Description of the task
Each line containing the string "Excel" should be copied out of the entries.

[Data extracts — start]

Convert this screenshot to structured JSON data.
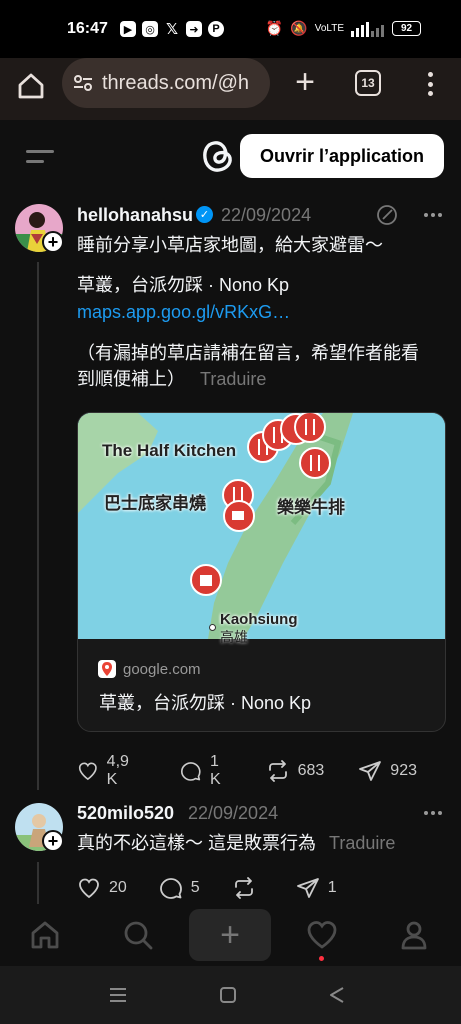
{
  "status_bar": {
    "time": "16:47",
    "notification_icons": [
      "youtube-icon",
      "instagram-icon",
      "x-icon",
      "share-icon",
      "p-icon"
    ],
    "battery": "92"
  },
  "browser": {
    "url": "threads.com/@h",
    "tab_count": "13"
  },
  "header": {
    "open_app_label": "Ouvrir l’application"
  },
  "posts": [
    {
      "username": "hellohanahsu",
      "verified": true,
      "date": "22/09/2024",
      "text_line1": "睡前分享小草店家地圖，給大家避雷～",
      "text_line2": "草叢，台派勿踩 · Nono Kp",
      "link": "maps.app.goo.gl/vRKxG…",
      "text_line3": "（有漏掉的草店請補在留言，希望作者能看",
      "text_line4": "到順便補上）",
      "translate": "Traduire",
      "card": {
        "map_labels": {
          "label1": "The Half Kitchen",
          "label2": "巴士底家串燒",
          "label3": "樂樂牛排",
          "label4": "Kaohsiung",
          "label5": "高雄"
        },
        "domain": "google.com",
        "title": "草叢，台派勿踩 · Nono Kp"
      },
      "likes": "4,9 K",
      "replies": "1 K",
      "reposts": "683",
      "shares": "923"
    },
    {
      "username": "520milo520",
      "verified": false,
      "date": "22/09/2024",
      "text_line1": "真的不必這樣～ 這是敗票行為",
      "translate": "Traduire",
      "likes": "20",
      "replies": "5",
      "reposts": "",
      "shares": "1"
    }
  ],
  "colors": {
    "background": "#101010",
    "link": "#1d9bf0",
    "verified": "#0095f6",
    "map_water": "#7fd1e4",
    "map_land": "#94c999",
    "pin": "#d93a32",
    "notification_dot": "#ff3040"
  }
}
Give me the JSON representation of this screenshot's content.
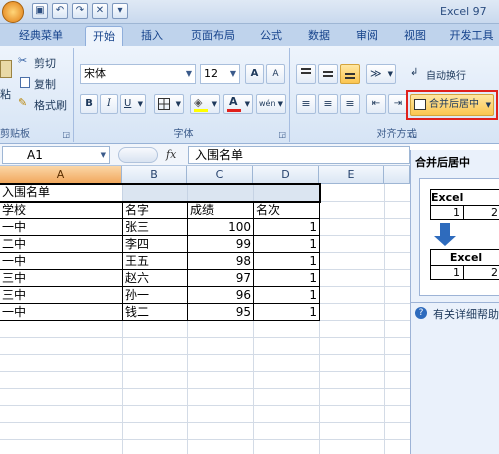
{
  "title_bar": {
    "title": "Excel 97"
  },
  "quick_access": [
    "save-icon",
    "undo-icon",
    "redo-icon",
    "tool-icon",
    "dropdown-icon"
  ],
  "tabs": [
    "经典菜单",
    "开始",
    "插入",
    "页面布局",
    "公式",
    "数据",
    "审阅",
    "视图",
    "开发工具"
  ],
  "active_tab": "开始",
  "clipboard": {
    "paste_label": "粘",
    "cut": "剪切",
    "copy": "复制",
    "format_painter": "格式刷",
    "group_label": "剪贴板"
  },
  "font": {
    "name": "宋体",
    "size": "12",
    "group_label": "字体",
    "bold": "B",
    "italic": "I",
    "underline": "U",
    "grow": "A",
    "shrink": "A",
    "color_letter": "A",
    "phonetic": "wén"
  },
  "alignment": {
    "wrap_text": "自动换行",
    "merge_center": "合并后居中",
    "group_label": "对齐方式"
  },
  "formula_bar": {
    "name_box": "A1",
    "fx": "fx",
    "content": "入围名单"
  },
  "columns": [
    "A",
    "B",
    "C",
    "D",
    "E"
  ],
  "sheet": {
    "title": "入围名单",
    "headers": [
      "学校",
      "名字",
      "成绩",
      "名次"
    ],
    "rows": [
      [
        "一中",
        "张三",
        "100",
        "1"
      ],
      [
        "二中",
        "李四",
        "99",
        "1"
      ],
      [
        "一中",
        "王五",
        "98",
        "1"
      ],
      [
        "三中",
        "赵六",
        "97",
        "1"
      ],
      [
        "三中",
        "孙一",
        "96",
        "1"
      ],
      [
        "一中",
        "钱二",
        "95",
        "1"
      ]
    ]
  },
  "tooltip_pane": {
    "title": "合并后居中",
    "before_label": "Excel",
    "before_values": [
      "1",
      "2"
    ],
    "after_label": "Excel",
    "after_values": [
      "1",
      "2"
    ],
    "help_text": "有关详细帮助"
  },
  "colors": {
    "selected_header": "#f1a85e",
    "highlight_box": "#e0201c",
    "ribbon": "#d6e4f5"
  }
}
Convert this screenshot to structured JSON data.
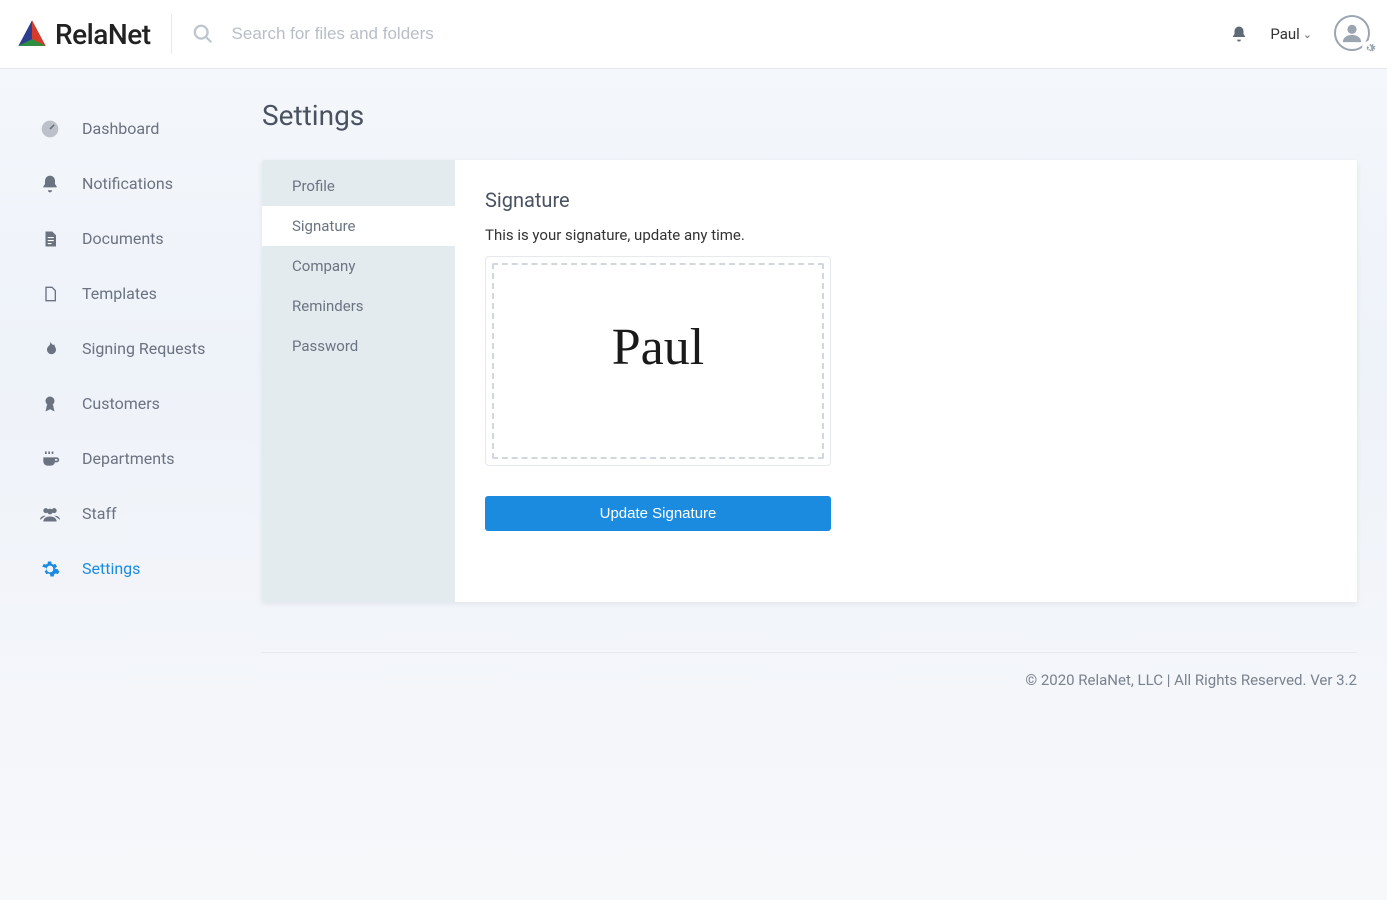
{
  "brand": {
    "name": "RelaNet"
  },
  "search": {
    "placeholder": "Search for files and folders"
  },
  "user": {
    "name": "Paul"
  },
  "sidebar": {
    "items": [
      {
        "label": "Dashboard",
        "icon": "dashboard-icon"
      },
      {
        "label": "Notifications",
        "icon": "bell-icon"
      },
      {
        "label": "Documents",
        "icon": "document-icon"
      },
      {
        "label": "Templates",
        "icon": "template-icon"
      },
      {
        "label": "Signing Requests",
        "icon": "flame-icon"
      },
      {
        "label": "Customers",
        "icon": "ribbon-icon"
      },
      {
        "label": "Departments",
        "icon": "coffee-icon"
      },
      {
        "label": "Staff",
        "icon": "people-icon"
      },
      {
        "label": "Settings",
        "icon": "gear-icon",
        "active": true
      }
    ]
  },
  "page": {
    "title": "Settings"
  },
  "settings": {
    "tabs": [
      {
        "label": "Profile"
      },
      {
        "label": "Signature",
        "active": true
      },
      {
        "label": "Company"
      },
      {
        "label": "Reminders"
      },
      {
        "label": "Password"
      }
    ],
    "signature": {
      "heading": "Signature",
      "description": "This is your signature, update any time.",
      "value": "Paul",
      "button": "Update Signature"
    }
  },
  "footer": {
    "text": "© 2020 RelaNet, LLC | All Rights Reserved. Ver 3.2"
  }
}
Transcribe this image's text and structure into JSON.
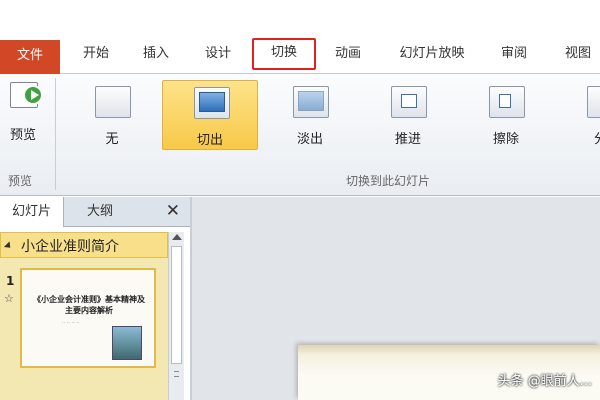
{
  "menu": {
    "tabs": [
      "文件",
      "开始",
      "插入",
      "设计",
      "切换",
      "动画",
      "幻灯片放映",
      "审阅",
      "视图"
    ]
  },
  "ribbon": {
    "preview_label": "预览",
    "preview_group_label": "预览",
    "transitions_group_label": "切换到此幻灯片",
    "transitions": [
      "无",
      "切出",
      "淡出",
      "推进",
      "擦除",
      "分"
    ]
  },
  "pane": {
    "tabs": [
      "幻灯片",
      "大纲"
    ],
    "close": "✕",
    "section_title": "小企业准则简介",
    "slide_number": "1",
    "slide_star": "☆",
    "slide_title": "《小企业会计准则》基本精神及主要内容解析",
    "slide_subtitle": "·· ·· ·· ··"
  },
  "watermark": "头条 @眼前人..."
}
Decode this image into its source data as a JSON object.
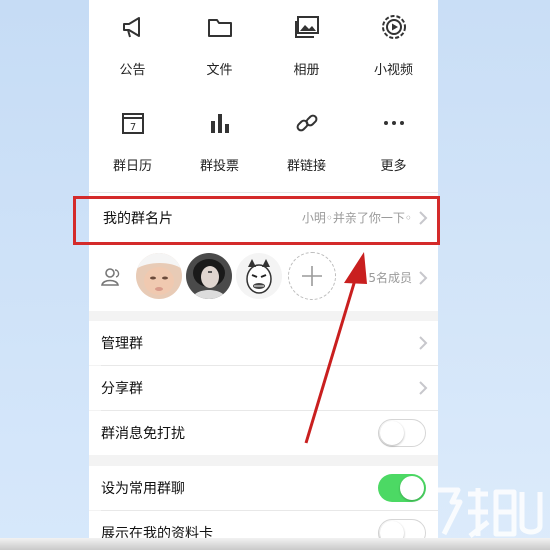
{
  "grid": {
    "tiles": [
      {
        "label": "公告",
        "icon": "megaphone-icon"
      },
      {
        "label": "文件",
        "icon": "folder-icon"
      },
      {
        "label": "相册",
        "icon": "photo-album-icon"
      },
      {
        "label": "小视频",
        "icon": "video-play-icon"
      },
      {
        "label": "群日历",
        "icon": "calendar-icon"
      },
      {
        "label": "群投票",
        "icon": "bar-chart-icon"
      },
      {
        "label": "群链接",
        "icon": "link-icon"
      },
      {
        "label": "更多",
        "icon": "more-dots-icon"
      }
    ],
    "calendar_day": "7"
  },
  "group_card": {
    "label": "我的群名片",
    "value": "小明◦并亲了你一下◦"
  },
  "members": {
    "count_label": "5名成员",
    "add_symbol": "+"
  },
  "settings": {
    "manage_group": "管理群",
    "share_group": "分享群",
    "mute_messages": {
      "label": "群消息免打扰",
      "on": false
    },
    "set_frequent": {
      "label": "设为常用群聊",
      "on": true
    },
    "show_on_profile": {
      "label": "展示在我的资料卡",
      "on": false
    }
  },
  "colors": {
    "toggle_on": "#4cd964",
    "highlight": "#d42a2a",
    "background": "#cfe4fb"
  }
}
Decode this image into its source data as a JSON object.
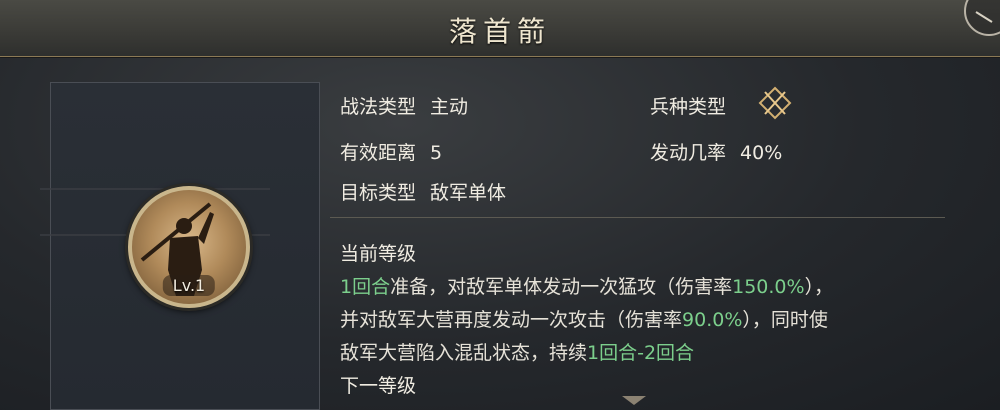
{
  "skill": {
    "title": "落首箭",
    "level_label": "Lv.1"
  },
  "attributes": {
    "tactic_type_label": "战法类型",
    "tactic_type_value": "主动",
    "troop_type_label": "兵种类型",
    "troop_type_icon": "crossed-arrows-icon",
    "range_label": "有效距离",
    "range_value": "5",
    "trigger_rate_label": "发动几率",
    "trigger_rate_value": "40%",
    "target_label": "目标类型",
    "target_value": "敌军单体"
  },
  "description": {
    "current_level_header": "当前等级",
    "line1_a": "1回合",
    "line1_b": "准备，对敌军单体发动一次猛攻（伤害率",
    "line1_c": "150.0%",
    "line1_d": "），",
    "line2_a": "并对敌军大营再度发动一次攻击（伤害率",
    "line2_b": "90.0%",
    "line2_c": "），同时使",
    "line3_a": "敌军大营陷入混乱状态，持续",
    "line3_b": "1回合-2回合",
    "next_level_header": "下一等级"
  },
  "colors": {
    "highlight_green": "#7ccf8c",
    "frame_gold": "#c9b68c"
  }
}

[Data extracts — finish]

Result below
    "title": "Excel 97"
    "before_label": "Excel",
    "after_label": "Excel",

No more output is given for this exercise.